Mind you, that is not a high bar to clear given the overall poor performance of such segregated hatchery programs. The Skykomish hatchery should also be operated consistent with standards established by the Hatchery Scientific Review Group to minimize harm to wild steelhead.
Third, in the Stillaguamish River, we suggest experimenting with a different type of hatchery program, one that uses local broodstock to try to rebuild the river’s depleted wild steelhead population. This would enable us to evaluate whether such a hatchery program could be effective for this conservation purpose. To date, there is thin evidence that this is the case, but it could be tried on an experimental basis.
This type of portfolio approach has multiple benefits.
First, it would provide different types of fishing opportunity consistent with angler preference; catch-and-release fisheries for wild fish on the Skagit, and harvest (hatchery fish) opportunity on the Skykomish during the hatchery fish return. The catch-and-release fishery on the Skagit also would increase economic activity in Skagit River communities by adding a fishery that currently does not exist due in significant part to the large number of wild steelhead harvested in past decades.
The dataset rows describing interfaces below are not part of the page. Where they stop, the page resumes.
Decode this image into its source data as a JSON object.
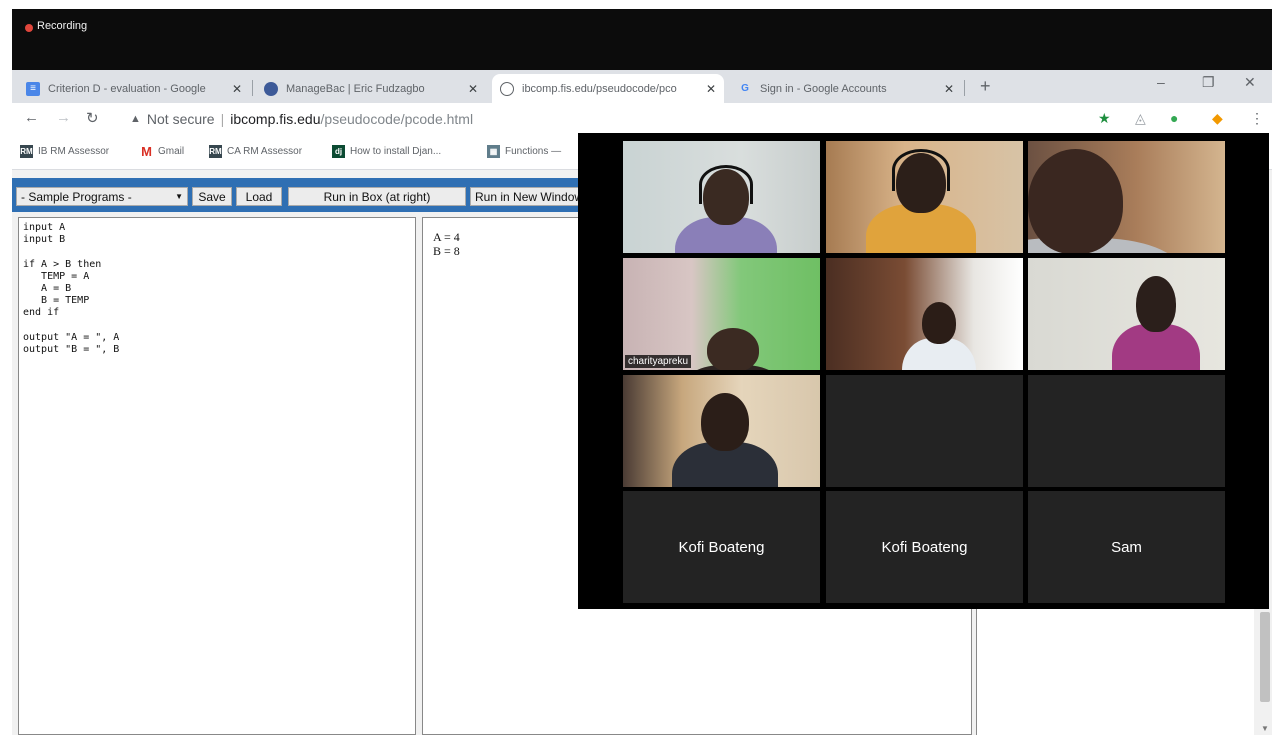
{
  "recording": {
    "label": "Recording"
  },
  "tabs": [
    {
      "title": "Criterion D - evaluation - Google",
      "icon": "google-docs-icon"
    },
    {
      "title": "ManageBac | Eric Fudzagbo",
      "icon": "managebac-icon"
    },
    {
      "title": "ibcomp.fis.edu/pseudocode/pco",
      "icon": "globe-icon"
    },
    {
      "title": "Sign in - Google Accounts",
      "icon": "google-icon"
    }
  ],
  "address": {
    "security_label": "Not secure",
    "host": "ibcomp.fis.edu",
    "path": "/pseudocode/pcode.html"
  },
  "bookmarks": [
    {
      "label": "IB RM Assessor",
      "icon": "rm-icon"
    },
    {
      "label": "Gmail",
      "icon": "gmail-icon"
    },
    {
      "label": "CA RM Assessor",
      "icon": "rm-icon"
    },
    {
      "label": "How to install Djan...",
      "icon": "django-icon"
    },
    {
      "label": "Functions —",
      "icon": "functions-icon"
    }
  ],
  "controls": {
    "samples_select": "- Sample Programs -",
    "save_label": "Save",
    "load_label": "Load",
    "run_box_label": "Run in Box (at right)",
    "run_window_label": "Run in New Window"
  },
  "code_lines": [
    "input A",
    "input B",
    "",
    "if A > B then",
    "   TEMP = A",
    "   A = B",
    "   B = TEMP",
    "end if",
    "",
    "output \"A = \", A",
    "output \"B = \", B"
  ],
  "output_lines": [
    "A = 4",
    "B = 8"
  ],
  "video": {
    "tiles": [
      {
        "kind": "camera"
      },
      {
        "kind": "camera"
      },
      {
        "kind": "camera"
      },
      {
        "kind": "camera",
        "name": "charityapreku"
      },
      {
        "kind": "camera"
      },
      {
        "kind": "camera"
      },
      {
        "kind": "camera"
      },
      {
        "kind": "empty"
      },
      {
        "kind": "empty"
      },
      {
        "kind": "name",
        "name": "Kofi Boateng"
      },
      {
        "kind": "name",
        "name": "Kofi Boateng"
      },
      {
        "kind": "name",
        "name": "Sam"
      }
    ]
  },
  "colors": {
    "control_bar": "#2f6fb3",
    "recording_dot": "#e0463c",
    "highlight_tile": "#c8d88a"
  }
}
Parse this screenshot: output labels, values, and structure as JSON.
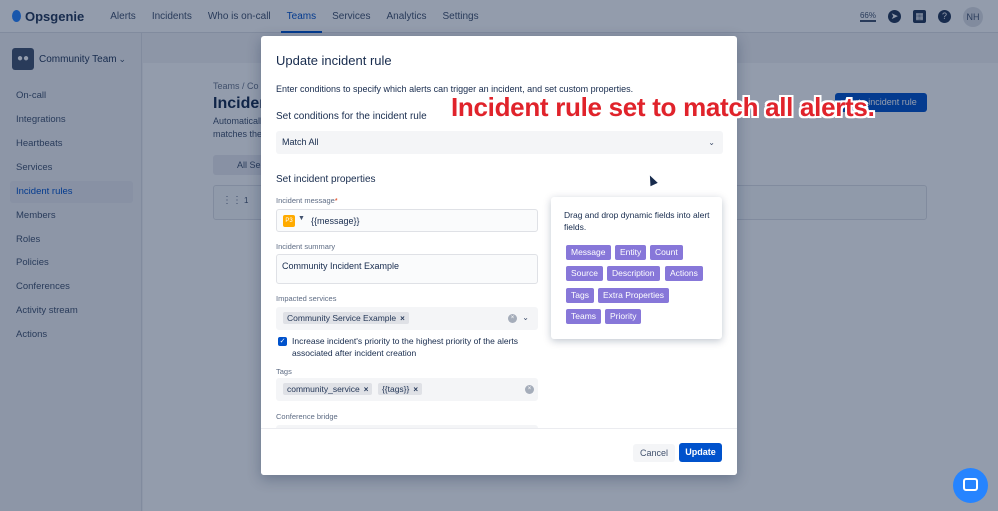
{
  "app": {
    "name": "Opsgenie",
    "nav": [
      "Alerts",
      "Incidents",
      "Who is on-call",
      "Teams",
      "Services",
      "Analytics",
      "Settings"
    ],
    "zoom": "66%",
    "user_initials": "NH"
  },
  "sidebar": {
    "team_name": "Community Team",
    "items": [
      "On-call",
      "Integrations",
      "Heartbeats",
      "Services",
      "Incident rules",
      "Members",
      "Roles",
      "Policies",
      "Conferences",
      "Activity stream",
      "Actions"
    ]
  },
  "page": {
    "breadcrumb": "Teams  / Co",
    "title": "Incident",
    "desc_line1": "Automaticall",
    "desc_line2": "matches the",
    "create_button": "reate incident rule",
    "filter_label": "All Se",
    "row_number": "1"
  },
  "modal": {
    "title": "Update incident rule",
    "intro": "Enter conditions to specify which alerts can trigger an incident, and set custom properties.",
    "conditions_heading": "Set conditions for the incident rule",
    "match_value": "Match All",
    "properties_heading": "Set incident properties",
    "message_label": "Incident message",
    "message_value": "{{message}}",
    "priority_badge": "P3",
    "summary_label": "Incident summary",
    "summary_value": "Community Incident Example",
    "services_label": "Impacted services",
    "service_chip": "Community Service Example",
    "increase_priority_text": "Increase incident's priority to the highest priority of the alerts associated after incident creation",
    "tags_label": "Tags",
    "tag_chips": [
      "community_service",
      "{{tags}}"
    ],
    "conference_label": "Conference bridge",
    "cancel_button": "Cancel",
    "update_button": "Update"
  },
  "dynamic_fields": {
    "instructions": "Drag and drop dynamic fields into alert fields.",
    "tags": [
      "Message",
      "Entity",
      "Count",
      "Source",
      "Description",
      "Actions",
      "Tags",
      "Extra Properties",
      "Teams",
      "Priority"
    ]
  },
  "annotation": "Incident rule set to match all alerts.",
  "colors": {
    "primary": "#0052cc",
    "dynamic_tag": "#8777d9",
    "annotation": "#e0232b",
    "priority_badge": "#ffab00"
  }
}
Second, it would align with the goal of recovering Puget Sound steelhead to the point that they no longer need ESA protection. In particular, ensuring that the “cornerstone” wild steelhead population in the Skagit is spared the harmful impacts of hatcheries and trying to boost the Stilly’s wild steelhead population with a local broodstock program would be consistent with recovery objectives. Harm to the Sky’s wild steelhead would be minimized through use of best management practices consistent with the recommendations of the Hatchery Scientific Review Group and Washington State policy. But it should be recognized that there is absolutely no conservation benefit to wild steelhead of segregated hatcheries such as that used in the Sky, and that there are serious genetic and ecological problems with these types of programs. The science is very clear on this.
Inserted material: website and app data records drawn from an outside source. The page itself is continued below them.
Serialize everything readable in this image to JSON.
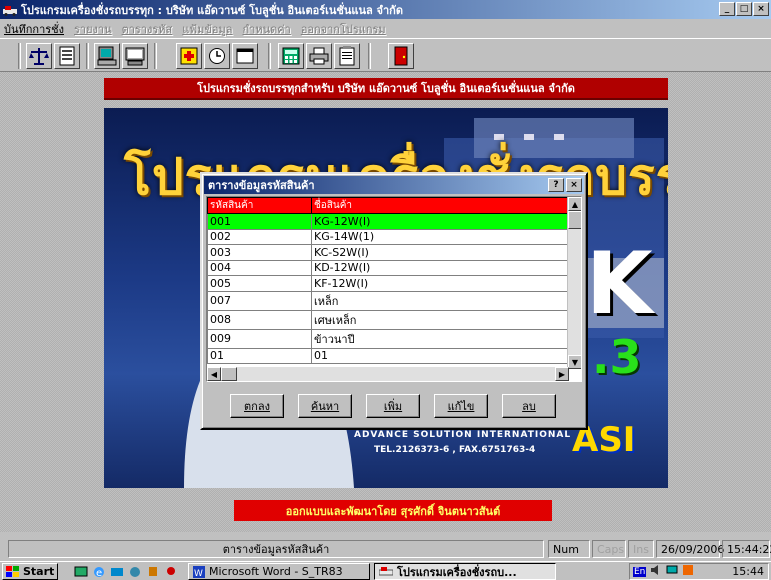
{
  "window": {
    "title": "โปรแกรมเครื่องชั่งรถบรรทุก : บริษัท แอ๊ดวานซ์ โบลูชั่น อินเตอร์เนชั่นแนล จำกัด",
    "controls": [
      "_",
      "□",
      "×"
    ]
  },
  "menu": [
    {
      "label": "บันทึกการชั่ง",
      "enabled": true
    },
    {
      "label": "รายงาน",
      "enabled": false
    },
    {
      "label": "ตารางรหัส",
      "enabled": false
    },
    {
      "label": "แฟ้มข้อมูล",
      "enabled": false
    },
    {
      "label": "กำหนดค่า",
      "enabled": false
    },
    {
      "label": "ออกจากโปรแกรม",
      "enabled": false
    }
  ],
  "toolbar": {
    "buttons": [
      "scale-icon",
      "document-icon",
      "computer-icon",
      "terminal-icon",
      "add-icon",
      "clock-icon",
      "window-icon",
      "calculator-icon",
      "printer-icon",
      "notepad-icon",
      "exit-door-icon"
    ]
  },
  "banner_top": "โปรแกรมชั่งรถบรรทุกสำหรับ บริษัท แอ๊ดวานซ์ โบลูชั่น อินเตอร์เนชั่นแนล จำกัด",
  "splash": {
    "title": "โปรแกรมเครื่องชั่งรถบรรทุก",
    "logo_letter": "K",
    "version": ".3",
    "company_line": "ADVANCE SOLUTION INTERNATIONAL",
    "company_tel": "TEL.2126373-6 , FAX.6751763-4",
    "company_logo": "ASI"
  },
  "banner_bottom": "ออกแบบและพัฒนาโดย   สุรศักดิ์ จินตนาวสันต์",
  "dialog": {
    "title": "ตารางข้อมูลรหัสสินค้า",
    "help": "?",
    "close": "×",
    "columns": [
      "รหัสสินค้า",
      "ชื่อสินค้า"
    ],
    "rows": [
      [
        "001",
        "KG-12W(I)"
      ],
      [
        "002",
        "KG-14W(1)"
      ],
      [
        "003",
        "KC-S2W(I)"
      ],
      [
        "004",
        "KD-12W(I)"
      ],
      [
        "005",
        "KF-12W(I)"
      ],
      [
        "007",
        "เหล็ก"
      ],
      [
        "008",
        "เศษเหล็ก"
      ],
      [
        "009",
        "ข้าวนาปี"
      ],
      [
        "01",
        "01"
      ]
    ],
    "selected_row": 0,
    "buttons": [
      "ตกลง",
      "ค้นหา",
      "เพิ่ม",
      "แก้ไข",
      "ลบ"
    ]
  },
  "statusbar": {
    "message": "ตารางข้อมูลรหัสสินค้า",
    "num": "Num",
    "caps": "Caps",
    "ins": "Ins",
    "date": "26/09/2006",
    "time": "15:44:22"
  },
  "taskbar": {
    "start": "Start",
    "quicklaunch": [
      "desktop-icon",
      "ie-icon",
      "outlook-icon",
      "media-icon",
      "app-icon",
      "misc-icon"
    ],
    "tasks": [
      {
        "label": "Microsoft Word - S_TR83",
        "active": false
      },
      {
        "label": "โปรแกรมเครื่องชั่งรถบ...",
        "active": true
      }
    ],
    "tray": [
      "language-indicator",
      "volume-icon",
      "network-icon",
      "app-tray-icon"
    ],
    "lang": "En",
    "clock": "15:44"
  },
  "colors": {
    "titlebar": "#0a246a",
    "banner_top": "#b00000",
    "grid_header": "#ff0000",
    "selected_row": "#00ff00",
    "banner_bottom": "#e00000"
  }
}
Third, it would enable all of us – wild fish zealots and hatchery fish devotees – to learn how these different approaches work relative to one another in relation to both conservation and fishing opportunity goals. In other words, we will have a large-scale, controlled experiment that we have been sorely lacking in Puget Sound. And as we learn from that experiment, we can improve management.
We at TU and Wild Steelheaders United are going to push hard for rivers with high wild steelhead potential, such the Skagit system, to be managed exclusively for wild fish because the evidence shows that it is the best bet both for reliable, sustainable fishing opportunity and conservation of wild steelhead.
Stepping back from the north Puget Sound example, the challenge of managing hatchery and wild steelhead is a microcosm of a larger issue across the range of wild steelhead in the lower-48. Anglers want sustainable fishing opportunity. We are anglers ourselves. We get that. At the same time we want to recover wild steelhead, a requirement established in federal law. We believe the portfolio framework described here is the best approach for meeting these dual objectives.
We hope other anglers will see the wisdom in having such a portfolio of wild-only and hatchery rivers and will join us in asking for it.
Steelhead Science Director